Try it ▸ Copy all lines below containing "Helical".

Collected data entries:
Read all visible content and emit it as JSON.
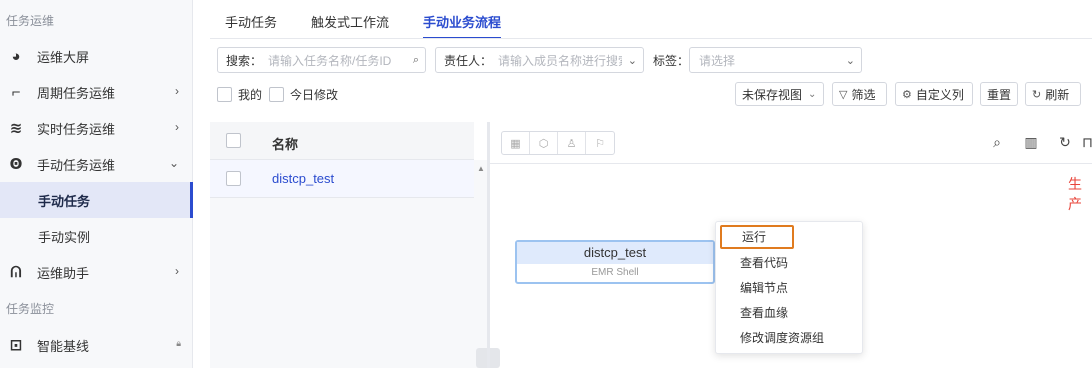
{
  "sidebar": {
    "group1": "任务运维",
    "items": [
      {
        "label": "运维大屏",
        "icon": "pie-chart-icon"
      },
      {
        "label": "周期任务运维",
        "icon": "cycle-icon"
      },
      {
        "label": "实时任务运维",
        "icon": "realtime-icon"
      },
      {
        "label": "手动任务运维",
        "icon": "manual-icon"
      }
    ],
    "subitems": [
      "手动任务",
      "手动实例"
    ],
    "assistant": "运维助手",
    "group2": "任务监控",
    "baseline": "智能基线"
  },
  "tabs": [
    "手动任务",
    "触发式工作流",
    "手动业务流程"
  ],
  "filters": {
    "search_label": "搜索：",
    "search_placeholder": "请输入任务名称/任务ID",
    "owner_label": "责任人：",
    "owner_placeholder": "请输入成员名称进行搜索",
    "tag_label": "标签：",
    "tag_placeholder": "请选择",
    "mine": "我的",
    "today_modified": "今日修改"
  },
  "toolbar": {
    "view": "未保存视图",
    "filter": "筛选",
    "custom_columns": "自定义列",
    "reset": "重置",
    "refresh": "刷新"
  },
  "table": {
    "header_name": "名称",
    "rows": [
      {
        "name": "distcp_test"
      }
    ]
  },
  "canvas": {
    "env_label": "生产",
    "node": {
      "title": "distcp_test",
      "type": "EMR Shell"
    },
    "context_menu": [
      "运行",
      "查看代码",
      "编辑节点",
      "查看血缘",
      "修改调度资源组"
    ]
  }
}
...
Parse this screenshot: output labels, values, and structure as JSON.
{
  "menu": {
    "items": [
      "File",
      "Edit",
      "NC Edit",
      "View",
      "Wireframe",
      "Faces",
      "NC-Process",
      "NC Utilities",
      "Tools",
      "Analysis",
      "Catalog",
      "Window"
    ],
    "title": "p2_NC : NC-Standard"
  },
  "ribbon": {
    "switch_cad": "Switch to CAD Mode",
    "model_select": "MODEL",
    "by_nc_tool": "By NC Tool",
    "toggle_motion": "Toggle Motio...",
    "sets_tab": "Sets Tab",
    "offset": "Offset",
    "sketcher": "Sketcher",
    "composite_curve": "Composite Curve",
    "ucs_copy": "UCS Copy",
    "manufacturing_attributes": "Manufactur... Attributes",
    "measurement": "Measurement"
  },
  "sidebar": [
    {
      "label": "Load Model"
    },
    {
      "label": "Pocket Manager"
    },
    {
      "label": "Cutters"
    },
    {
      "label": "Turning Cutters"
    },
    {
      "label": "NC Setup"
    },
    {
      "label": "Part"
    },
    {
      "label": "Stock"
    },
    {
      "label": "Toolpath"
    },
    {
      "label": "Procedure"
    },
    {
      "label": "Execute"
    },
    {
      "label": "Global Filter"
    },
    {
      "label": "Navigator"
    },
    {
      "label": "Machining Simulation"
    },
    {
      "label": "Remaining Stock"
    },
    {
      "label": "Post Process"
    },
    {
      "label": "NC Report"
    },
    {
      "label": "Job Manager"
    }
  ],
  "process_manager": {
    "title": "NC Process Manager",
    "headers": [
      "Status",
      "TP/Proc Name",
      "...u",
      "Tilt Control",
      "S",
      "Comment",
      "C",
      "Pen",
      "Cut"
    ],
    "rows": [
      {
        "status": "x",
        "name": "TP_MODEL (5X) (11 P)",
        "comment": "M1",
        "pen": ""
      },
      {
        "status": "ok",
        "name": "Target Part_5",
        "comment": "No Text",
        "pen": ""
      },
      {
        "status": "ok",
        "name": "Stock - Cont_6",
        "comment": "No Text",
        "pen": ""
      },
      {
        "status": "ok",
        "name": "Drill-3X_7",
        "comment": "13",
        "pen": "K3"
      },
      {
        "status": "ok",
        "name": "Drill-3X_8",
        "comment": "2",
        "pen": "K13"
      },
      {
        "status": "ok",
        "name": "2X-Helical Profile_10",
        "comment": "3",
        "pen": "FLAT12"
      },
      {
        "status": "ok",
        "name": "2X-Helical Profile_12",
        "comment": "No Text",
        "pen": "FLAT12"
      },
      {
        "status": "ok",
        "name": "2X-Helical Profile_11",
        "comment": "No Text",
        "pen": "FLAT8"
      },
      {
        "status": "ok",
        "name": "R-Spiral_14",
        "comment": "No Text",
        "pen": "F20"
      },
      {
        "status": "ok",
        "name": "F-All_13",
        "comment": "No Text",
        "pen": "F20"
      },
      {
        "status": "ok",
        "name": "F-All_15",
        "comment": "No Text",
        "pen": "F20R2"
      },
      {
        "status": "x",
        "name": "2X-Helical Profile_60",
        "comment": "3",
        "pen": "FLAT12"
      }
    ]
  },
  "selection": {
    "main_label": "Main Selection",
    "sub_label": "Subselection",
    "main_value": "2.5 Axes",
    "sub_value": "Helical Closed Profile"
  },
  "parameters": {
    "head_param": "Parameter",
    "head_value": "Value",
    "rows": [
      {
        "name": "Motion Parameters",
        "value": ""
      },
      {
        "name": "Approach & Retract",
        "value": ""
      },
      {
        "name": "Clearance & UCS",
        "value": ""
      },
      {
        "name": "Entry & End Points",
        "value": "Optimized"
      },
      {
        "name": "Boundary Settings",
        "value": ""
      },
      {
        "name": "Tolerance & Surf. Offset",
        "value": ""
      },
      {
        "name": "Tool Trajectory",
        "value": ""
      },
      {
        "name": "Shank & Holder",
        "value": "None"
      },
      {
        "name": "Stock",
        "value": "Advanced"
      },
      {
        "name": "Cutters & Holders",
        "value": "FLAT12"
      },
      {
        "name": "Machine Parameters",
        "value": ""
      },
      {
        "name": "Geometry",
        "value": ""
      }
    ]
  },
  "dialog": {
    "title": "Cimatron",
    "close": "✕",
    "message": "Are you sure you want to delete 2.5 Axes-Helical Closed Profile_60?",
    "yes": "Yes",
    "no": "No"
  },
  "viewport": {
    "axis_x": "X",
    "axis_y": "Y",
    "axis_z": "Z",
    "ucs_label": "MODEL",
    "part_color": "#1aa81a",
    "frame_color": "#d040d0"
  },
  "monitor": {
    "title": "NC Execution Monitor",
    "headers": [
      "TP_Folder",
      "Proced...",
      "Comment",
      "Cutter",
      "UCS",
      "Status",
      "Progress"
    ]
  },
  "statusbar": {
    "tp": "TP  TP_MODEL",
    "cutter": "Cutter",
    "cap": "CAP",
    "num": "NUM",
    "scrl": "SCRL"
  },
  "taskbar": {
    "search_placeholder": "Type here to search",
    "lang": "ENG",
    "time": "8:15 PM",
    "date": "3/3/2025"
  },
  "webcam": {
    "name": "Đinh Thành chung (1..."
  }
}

Answer section ▸
        "name": "2X-Helical Profile_10",
        "name": "2X-Helical Profile_12",
        "name": "2X-Helical Profile_11",
        "name": "2X-Helical Profile_60",
    "sub_value": "Helical Closed Profile"
    "message": "Are you sure you want to delete 2.5 Axes-Helical Closed Profile_60?",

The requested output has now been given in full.